╭─ Source material

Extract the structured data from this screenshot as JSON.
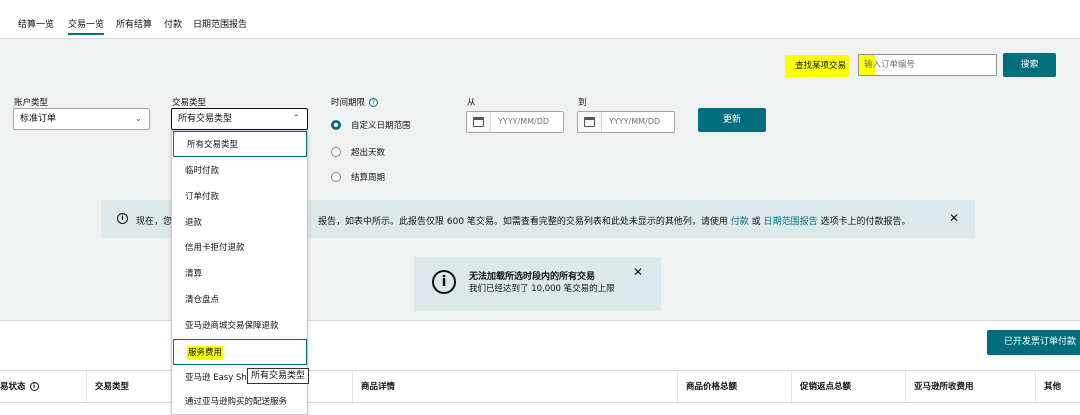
{
  "tabs": [
    "结算一览",
    "交易一览",
    "所有结算",
    "付款",
    "日期范围报告"
  ],
  "search": {
    "label": "查找某项交易",
    "placeholder": "输入订单编号",
    "button": "搜索"
  },
  "filters": {
    "account_type_label": "账户类型",
    "account_type_value": "标准订单",
    "transaction_type_label": "交易类型",
    "transaction_type_value": "所有交易类型",
    "period_label": "时间期限",
    "radios": [
      "自定义日期范围",
      "超出天数",
      "结算周期"
    ],
    "from_label": "从",
    "to_label": "到",
    "date_placeholder": "YYYY/MM/DD",
    "update_button": "更新"
  },
  "dropdown_options": [
    "所有交易类型",
    "临时付款",
    "订单付款",
    "退款",
    "信用卡拒付退款",
    "清算",
    "清仓盘点",
    "亚马逊商城交易保障退款",
    "服务费用",
    "亚马逊 Easy Sh",
    "通过亚马逊购买的配送服务"
  ],
  "tooltip": "所有交易类型",
  "banner": {
    "prefix": "现在，您",
    "text_a": "报告，如表中所示。此报告仅限 600 笔交易。如需查看完整的交易列表和此处未显示的其他列，请使用",
    "link1": "付款",
    "text_b": "或",
    "link2": "日期范围报告",
    "text_c": "选项卡上的付款报告。"
  },
  "limit_notice": {
    "title": "无法加载所选时段内的所有交易",
    "sub": "我们已经达到了 10,000 笔交易的上限"
  },
  "export_button": "已开发票订单付款",
  "table_headers": [
    "易状态",
    "交易类型",
    "商品详情",
    "商品价格总额",
    "促销返点总额",
    "亚马逊所收费用",
    "其他"
  ],
  "colors": {
    "accent": "#007185",
    "button": "#006e7d",
    "highlight": "#ffff00",
    "banner_bg": "#dde8ea"
  }
}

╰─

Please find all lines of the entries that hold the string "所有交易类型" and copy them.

    "transaction_type_value": "所有交易类型",
    "所有交易类型",
  "tooltip": "所有交易类型",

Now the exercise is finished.